Start of Input data

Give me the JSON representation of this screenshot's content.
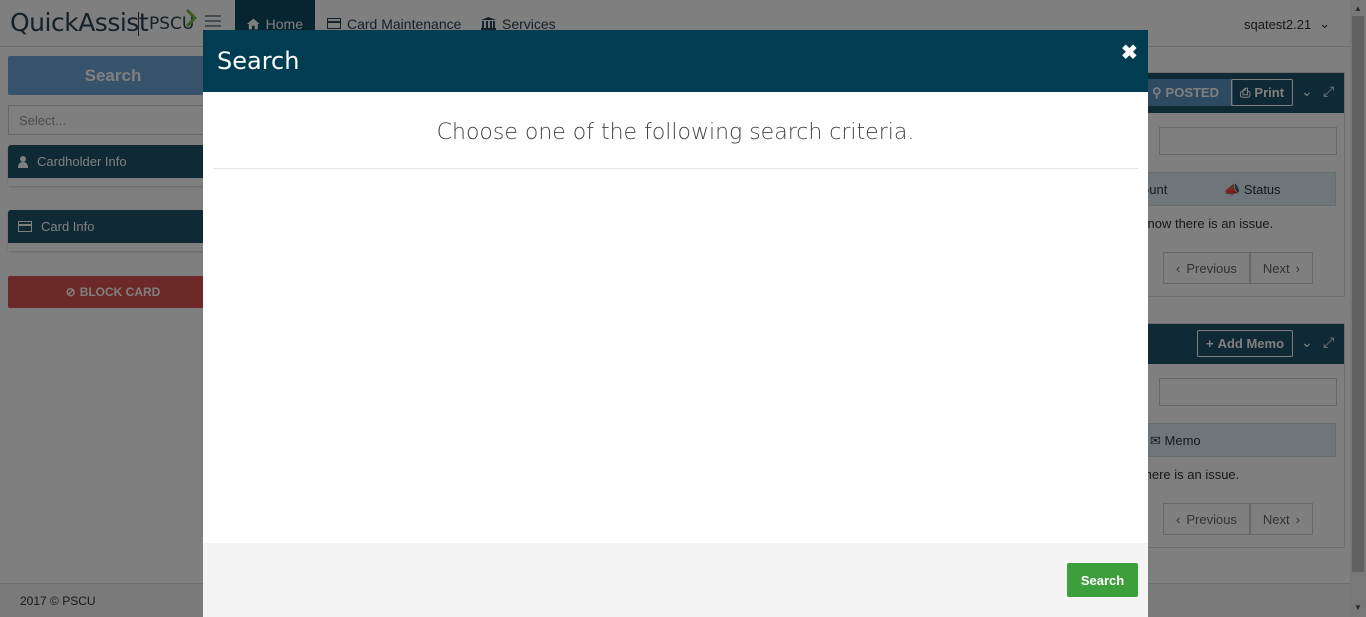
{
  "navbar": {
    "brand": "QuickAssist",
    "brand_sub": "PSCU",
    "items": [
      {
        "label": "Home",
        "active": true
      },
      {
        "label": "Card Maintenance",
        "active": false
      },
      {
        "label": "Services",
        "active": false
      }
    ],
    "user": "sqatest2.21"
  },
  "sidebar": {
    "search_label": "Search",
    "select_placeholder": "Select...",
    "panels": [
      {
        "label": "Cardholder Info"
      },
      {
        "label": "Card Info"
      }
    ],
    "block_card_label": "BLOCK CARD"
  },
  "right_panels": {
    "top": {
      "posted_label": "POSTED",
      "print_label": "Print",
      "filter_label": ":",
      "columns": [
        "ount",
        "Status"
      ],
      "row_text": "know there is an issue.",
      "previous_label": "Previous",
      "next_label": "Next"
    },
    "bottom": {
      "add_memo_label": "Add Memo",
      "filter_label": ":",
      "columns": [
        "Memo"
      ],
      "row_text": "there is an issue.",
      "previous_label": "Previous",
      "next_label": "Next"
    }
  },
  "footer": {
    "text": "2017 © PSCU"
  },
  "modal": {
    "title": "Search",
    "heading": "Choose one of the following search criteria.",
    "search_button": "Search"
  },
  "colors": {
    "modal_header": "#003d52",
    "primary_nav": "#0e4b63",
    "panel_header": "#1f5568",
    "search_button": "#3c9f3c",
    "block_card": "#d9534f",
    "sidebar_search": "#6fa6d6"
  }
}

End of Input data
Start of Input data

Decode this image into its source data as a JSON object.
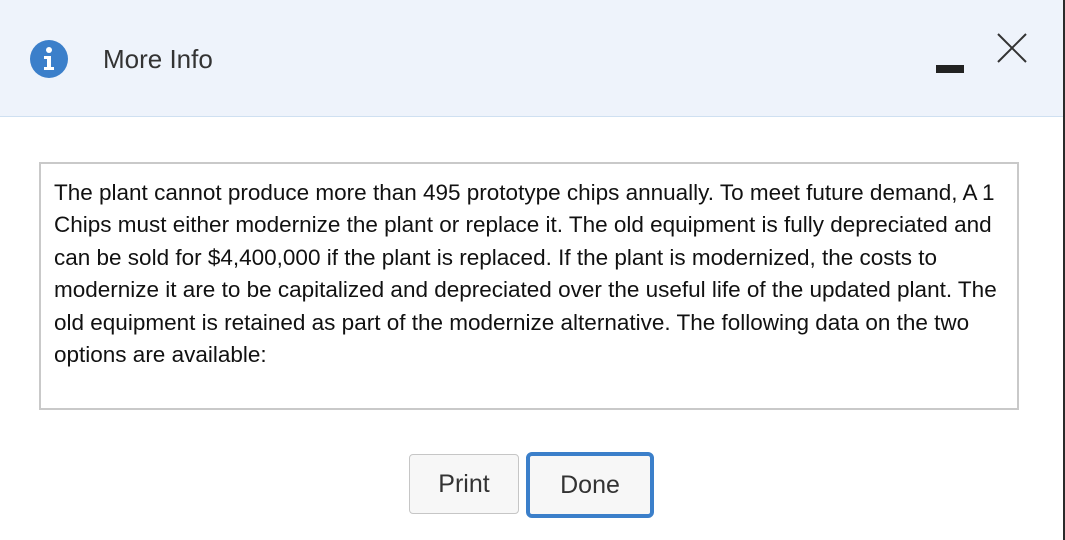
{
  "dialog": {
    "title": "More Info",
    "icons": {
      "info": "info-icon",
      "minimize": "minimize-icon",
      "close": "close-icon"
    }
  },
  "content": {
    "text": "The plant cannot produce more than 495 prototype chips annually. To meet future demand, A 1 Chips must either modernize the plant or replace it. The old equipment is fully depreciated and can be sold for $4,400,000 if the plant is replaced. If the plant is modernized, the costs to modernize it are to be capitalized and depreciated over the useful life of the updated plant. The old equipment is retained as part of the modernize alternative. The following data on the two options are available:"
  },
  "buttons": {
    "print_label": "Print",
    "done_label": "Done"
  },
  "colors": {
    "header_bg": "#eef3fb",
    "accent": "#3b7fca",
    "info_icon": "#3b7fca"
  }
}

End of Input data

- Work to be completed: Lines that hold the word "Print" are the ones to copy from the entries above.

- Response area:
      "print_label": "Print",
    "print_label": "Print",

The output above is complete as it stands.